- Last Updated on Monday, 25 February 2013 15:29
By Lisa Y. Garibay
UTEP News Service
A little less than two years after construction and relocation plans were announced, the Research and Academic Data Center (RADC, or “rad-see” as it is called by those in the know) has moved from its original location in the basement of Union Building West, where it had reached capacity, to the top of the sky bridge connecting the third floors of the Classroom and Engineering buildings.
On the afternoon of Feb. 19, more than 50 people gathered despite a surprise rainstorm, which resulted in a last-minute move of the grand opening celebration from the skybridge patio to a corridor inside the Engineering Building. The weather wasn’t enough to dampen the spirits of those who had invested much time and effort toward bringing high-performance computing to UTEP. Director of Research Computing Patricia Teller, Ph.D.; Vice President for Information Resources and Planning Steve Riter, Ph.D.; and UTEP President Diana Natalicio spoke about the tremendous return on investment that these computing capabilities would provide for the University, including faculty and student recruitment, research funding and enhanced recognition for UTEP.
The cutting-edge center houses the University’s high-performance equipment, used by research faculty members and students for high-capacity computing processes critical to their work. The additional space will allow for more research computing equipment, greater access and a wider variety of services that will in turn expand research opportunities. All the systems that are and will be housed in the RADC will be supported by a back-up disaster recovery data storage system.
The University spent more than $26.5 million on construction and other enhancements in and around the Engineering and Physical Sciences buildings complex, which includes the new Research and Academic Data Center. The RADC is now a secure home for research and academic servers and the Research Cloud @ UTEP. It is environmentally controlled and monitored around the clock with a UTEP access control system, professional system administration and management, 10GB connectivity to up to 14 high-performance cloud servers, and 10GB network capacity between select research units on campus.
“With each day, the role of computing grows in terms of how it’s interrelated to research. And with this growth comes the need for computing infrastructure, especially at institutions of higher learning,” said Teller, who was named the first director of research computing a year ago.

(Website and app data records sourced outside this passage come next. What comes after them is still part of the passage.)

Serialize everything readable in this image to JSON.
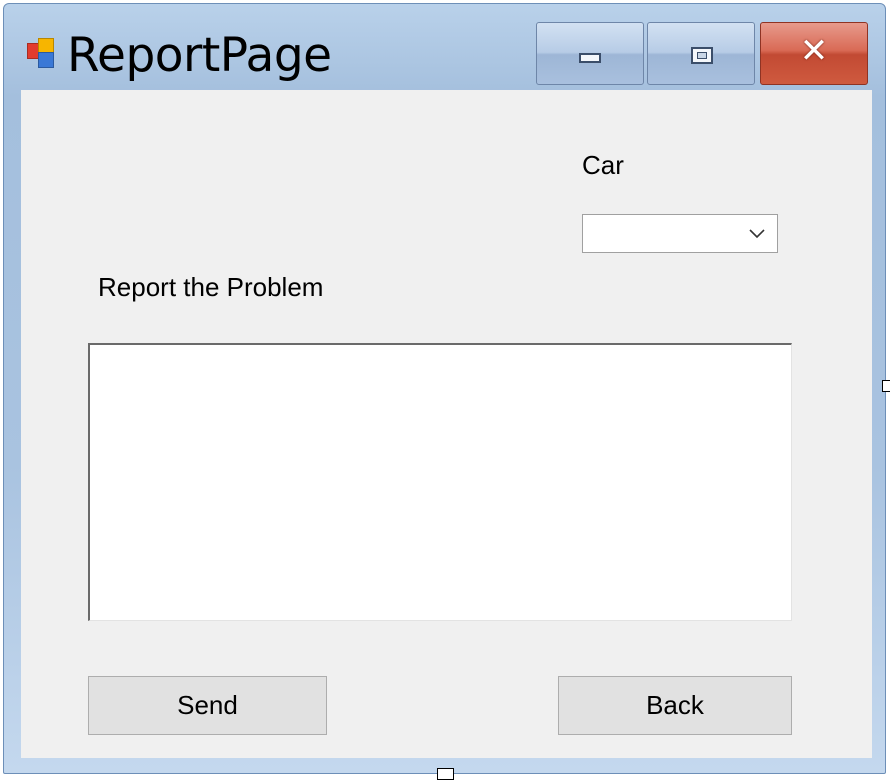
{
  "window": {
    "title": "ReportPage",
    "app_icon": "windows-form-icon",
    "caption_buttons": {
      "minimize_icon": "minimize-icon",
      "maximize_icon": "maximize-icon",
      "close_icon": "close-icon",
      "close_glyph": "✕"
    }
  },
  "form": {
    "car_label": "Car",
    "car_select": {
      "value": "",
      "chevron_icon": "chevron-down-icon"
    },
    "report_label": "Report the Problem",
    "report_text": "",
    "send_label": "Send",
    "back_label": "Back"
  },
  "colors": {
    "client_background": "#f0f0f0",
    "close_button": "#c24a33",
    "titlebar": "#a4bfdd"
  }
}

Her appointment was key to the RADC’s relocation and growth. As the head of Research Computing @ UTEP, Teller is responsible for overseeing access to computing infrastructure and related education and training opportunities to facilitate research and accelerate discovery for UTEP faculty, students and staff.
“Through the support of the administration and the Office of Research and Planning, the Office of Research and Sponsored Projects, the College of Engineering, and the College of Science, we aim to make it more attractive for faculty to invest in this center rather than having clusters all over campus.”
She also pointed out that the capacity of the data center has doubled over the past year alone. Currently, 33 percent of the cloud’s infrastructure is associated with physics research and 15 percent is dedicated to bioinformatics research.
The RADC and research cloud have benefitted greatly from The University of Texas Research Cyberinfrastructure (UTRC) initiative, which cultivates high-performance computing, networking, data storage, education and training within the UT System. IBM pledged more than $90,000 in hardware and services towards the research cloud, contributing to the establishment of this first-ever cloud and virtualization computing environment for the University.
A short, entertaining video featuring animation and easy-to-understand translations of all the technology at work within this new environment played on a loop for grand opening attendees to watch and learn how virtualization enables researchers to employ multiple processing elements to solve a problem in less time.
IBM Client Representative Chuck Snapp was on hand for the grand opening and promised continued support throughout the center’s evolution.
“We are really honored and privileged to be a part of this whole event,” Snapp said. “There are really some incredible things ahead for your research community and your students.”